The Consumer Financial Production Bureau (CFPB) has taken action against Dwolla due to its engagement in deceptive trade practices.
The online payment platform has been accused of deceiving consumers about its data security practices and the safety of its online system. The CFPB has ordered Dwolla to fix its security protocol in addition to paying a $100,000 penalty.
"Consumers entrust digital payment companies with significant amounts of sensitive personal information," CFPB Director Richard Cordray said in a statement. "With data breaches becoming commonplace and more consumers using these online payment systems, the risk to consumers is growing. It is crucial that companies put systems in place to protect this information and accurately inform consumers about their data security practices."
As of May 2015, Dwolla had more than 650,000 users. To register, consumers provided sensitive information such as addresses, dates of birth, Social Security numbers, passwords, and bank account numbers. The company claimed to protect consumer data from breach with safe and secure transactions.
However, the company's data-security practices did not match its claims. The CFPB asserts that the company falsely claimed that its practices exceeded industry security standards and that its information was securely encrypted and stored. Neither of these statements were true.
As part of the enforcement action, Dwolla must stop misrepresenting its data security practices, train employees properly, and fix security flaws.
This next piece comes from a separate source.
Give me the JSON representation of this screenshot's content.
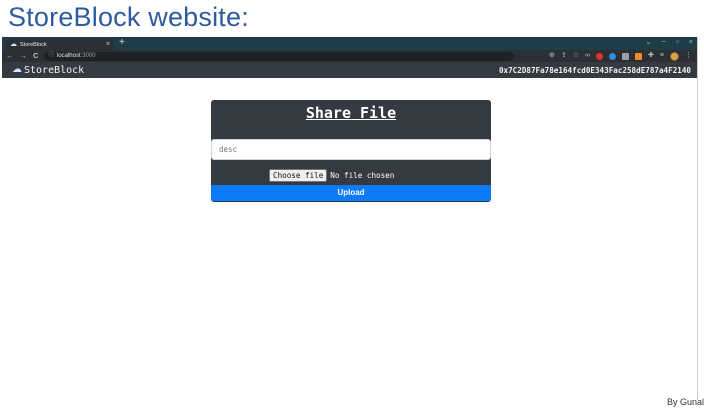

The $100,000 penalty will be paid to the CFPB's Civil Penalty Fund.